Wimbledon is the oldest tennis tournament in the world and on the surface it is steeped in traditions and rules. Scratch beneath surface, however, and Wimbledon is using tech to address many of the issues facing the retail sector, such as customer engagement and personalisation.
This year the AELTC, with its partner IBM, is introducing Wimbledon Messenger, powered by the Watson Assistant chatbot and delivered within Facebook Messenger, to put more content on social platforms so fans can share it more easily. It builds on last year’s launch of Fred, Wimbledon’s in-app AI assistant, which provides a personalised on-site experience for visitors.
AI is also being used to create automated video highlights from the major courts, as well as a new editorial dashboard for the AELTC’s digital team, helping them to find the best content to share on digital channels.

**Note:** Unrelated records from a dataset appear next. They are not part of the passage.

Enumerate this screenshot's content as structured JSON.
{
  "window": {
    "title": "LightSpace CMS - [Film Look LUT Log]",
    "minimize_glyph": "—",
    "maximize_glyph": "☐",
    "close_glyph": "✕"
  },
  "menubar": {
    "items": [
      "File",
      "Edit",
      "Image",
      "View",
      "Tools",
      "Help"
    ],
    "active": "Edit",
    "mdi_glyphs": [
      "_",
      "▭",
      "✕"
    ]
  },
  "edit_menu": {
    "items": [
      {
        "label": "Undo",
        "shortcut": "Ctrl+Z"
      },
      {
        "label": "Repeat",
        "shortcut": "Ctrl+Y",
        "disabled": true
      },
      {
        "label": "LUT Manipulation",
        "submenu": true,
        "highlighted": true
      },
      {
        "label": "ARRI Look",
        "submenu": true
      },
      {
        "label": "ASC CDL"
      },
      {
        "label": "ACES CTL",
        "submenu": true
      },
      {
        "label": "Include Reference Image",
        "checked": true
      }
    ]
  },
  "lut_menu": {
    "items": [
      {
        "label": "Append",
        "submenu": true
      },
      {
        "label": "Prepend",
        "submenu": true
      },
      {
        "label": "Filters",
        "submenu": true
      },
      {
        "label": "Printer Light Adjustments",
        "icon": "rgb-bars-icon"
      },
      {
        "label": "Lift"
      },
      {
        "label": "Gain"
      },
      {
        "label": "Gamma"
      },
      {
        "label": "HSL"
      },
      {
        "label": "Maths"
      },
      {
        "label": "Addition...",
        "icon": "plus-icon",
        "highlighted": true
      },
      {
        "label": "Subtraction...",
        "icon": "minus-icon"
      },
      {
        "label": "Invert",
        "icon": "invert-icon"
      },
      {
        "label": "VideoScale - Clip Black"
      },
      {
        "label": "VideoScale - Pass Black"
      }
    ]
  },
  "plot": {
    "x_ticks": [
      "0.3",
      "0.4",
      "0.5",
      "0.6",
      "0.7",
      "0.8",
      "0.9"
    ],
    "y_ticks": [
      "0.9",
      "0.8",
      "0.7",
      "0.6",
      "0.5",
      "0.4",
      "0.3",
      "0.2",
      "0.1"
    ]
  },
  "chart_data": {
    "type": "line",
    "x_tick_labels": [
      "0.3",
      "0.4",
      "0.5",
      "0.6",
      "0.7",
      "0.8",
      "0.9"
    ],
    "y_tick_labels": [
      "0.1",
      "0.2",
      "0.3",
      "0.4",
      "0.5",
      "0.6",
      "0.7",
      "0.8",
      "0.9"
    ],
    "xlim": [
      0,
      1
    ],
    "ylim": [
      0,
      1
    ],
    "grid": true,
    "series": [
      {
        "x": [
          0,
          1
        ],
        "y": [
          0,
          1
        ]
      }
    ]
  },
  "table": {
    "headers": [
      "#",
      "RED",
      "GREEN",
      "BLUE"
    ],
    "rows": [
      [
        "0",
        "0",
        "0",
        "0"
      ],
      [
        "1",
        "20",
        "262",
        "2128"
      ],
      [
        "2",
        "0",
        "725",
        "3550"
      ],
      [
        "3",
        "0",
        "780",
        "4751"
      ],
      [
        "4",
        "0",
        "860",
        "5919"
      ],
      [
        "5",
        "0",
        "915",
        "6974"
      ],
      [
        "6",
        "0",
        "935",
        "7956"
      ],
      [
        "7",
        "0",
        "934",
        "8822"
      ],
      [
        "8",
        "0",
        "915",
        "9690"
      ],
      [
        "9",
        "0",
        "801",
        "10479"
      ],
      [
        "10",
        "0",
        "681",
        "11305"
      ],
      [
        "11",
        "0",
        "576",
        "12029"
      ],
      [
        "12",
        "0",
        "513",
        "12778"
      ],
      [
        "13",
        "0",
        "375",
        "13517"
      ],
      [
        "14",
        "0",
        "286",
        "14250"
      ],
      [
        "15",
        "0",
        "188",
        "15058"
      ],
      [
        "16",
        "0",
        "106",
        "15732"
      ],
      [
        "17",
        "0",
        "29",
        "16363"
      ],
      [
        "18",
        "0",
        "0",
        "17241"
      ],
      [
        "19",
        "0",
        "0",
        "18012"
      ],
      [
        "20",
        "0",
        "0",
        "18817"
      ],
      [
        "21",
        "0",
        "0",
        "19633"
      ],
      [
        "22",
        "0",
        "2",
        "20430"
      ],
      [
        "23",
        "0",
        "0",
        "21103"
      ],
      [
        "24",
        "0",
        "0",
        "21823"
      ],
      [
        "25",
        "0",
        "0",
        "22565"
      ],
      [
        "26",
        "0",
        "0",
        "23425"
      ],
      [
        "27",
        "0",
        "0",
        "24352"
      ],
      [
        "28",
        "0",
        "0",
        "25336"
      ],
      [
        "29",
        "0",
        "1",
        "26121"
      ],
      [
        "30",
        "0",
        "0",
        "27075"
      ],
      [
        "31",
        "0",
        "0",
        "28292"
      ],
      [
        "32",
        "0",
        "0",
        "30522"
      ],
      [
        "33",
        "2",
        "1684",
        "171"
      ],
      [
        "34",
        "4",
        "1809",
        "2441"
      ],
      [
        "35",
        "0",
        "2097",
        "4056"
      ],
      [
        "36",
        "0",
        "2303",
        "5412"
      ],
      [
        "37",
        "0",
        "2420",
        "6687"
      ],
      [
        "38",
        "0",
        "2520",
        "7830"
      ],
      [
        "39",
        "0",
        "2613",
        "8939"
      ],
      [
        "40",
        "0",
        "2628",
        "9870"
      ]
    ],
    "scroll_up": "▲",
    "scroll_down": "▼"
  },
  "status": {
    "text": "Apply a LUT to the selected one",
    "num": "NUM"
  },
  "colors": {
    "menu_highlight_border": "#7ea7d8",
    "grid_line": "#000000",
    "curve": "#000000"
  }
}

Among retailers, the luxury department stores are king at bridging this gap. Selfridges and Harrods are both unafraid to update their heritage in innovative ways, such as the 6ft digital display in Selfridges’ denim studio which allows customers to browse jeans without raking through product, and Harrods’ wellness suite, which caters to its traditional luxury customer with hi-tech therapies such as vitamin injections and cryogenic sessions.
Create a strong brand based on strong values
Being a market-leading retailer with a strong brand is no guarantee that customers will accept a move into new product categories or new markets. Think Tesco’s ill-fated Hudl tablet or Carpetright’s limited success extending into beds.
With its instantly recognisable green and purple colour scheme and its staunchly British values, Wimbledon has created a strong platform to develop beyond the championships, and even the UK.
While the tournament generated an operating profit of £42m in 2016, the bulk of this currently comes from broadcasters, and the AELTC is understood to be keen to diversify and grow a global fan base akin to the Premier League.
It launched its first consumer-facing campaign, using the strapline “In Pursuit of Greatness”, in 2016, with an eye firmly on developing the Wimbledon brand globally. While it has had branded stores in China and Japan for around a decade, the AELTC is known to be exploring opportunities for extending the brand into areas such as food and drink.
In recent years it has sought to grow audiences by improving the tools available on its website to access highlights of the tournament, as well as launching native language Facebook pages in India, Korea, Japan and Spanish-speaking nations.
The Co-op and John Lewis trade strongly on their mutual status as the image of big corporates becomes further tarnished by collapses and CVAs, while Hotel Chocolat managed to disrupt the market with its strong point of view, based on its chocolate’s provenance and its fair trade credentials.
Use meaningful partnerships to grow visibility
Wimbledon boasts some of the longest-running marketing partnerships in history. Slazenger has been the tournament’s official ball since 1902, while Robinson’s Lemon Barley Water first sponsored the tournament in 1935.
These brands and its 10 other official suppliers, including Evian, IBM and Haagen-Dazs, provide the Wimbledon brand with a significant bounce each year through their own marketing strategies.
Robinson’s has frequently used the tournament to launch new products, while offering VIP tickets as competition prizes. Back in 1988 it coined the “Anything else just isn’t tennis” strapline, which ran for many years and became part of the lexicon of the time.
This year, Haagen-Dazs has created a £1m multichannel campaign that will run across social platforms, outdoor and in-store. It has also teamed up with player Grigor Dimitrov to create a limited edition stick bar based on his favourite flavour.
Topshop’s Kate Moss collaboration still stands as an example of how to orchestrate a celebrity tie-up, more than a decade after it was first launched, while H&M’s annual collaborations are highly anticipated events in the fashion calendar.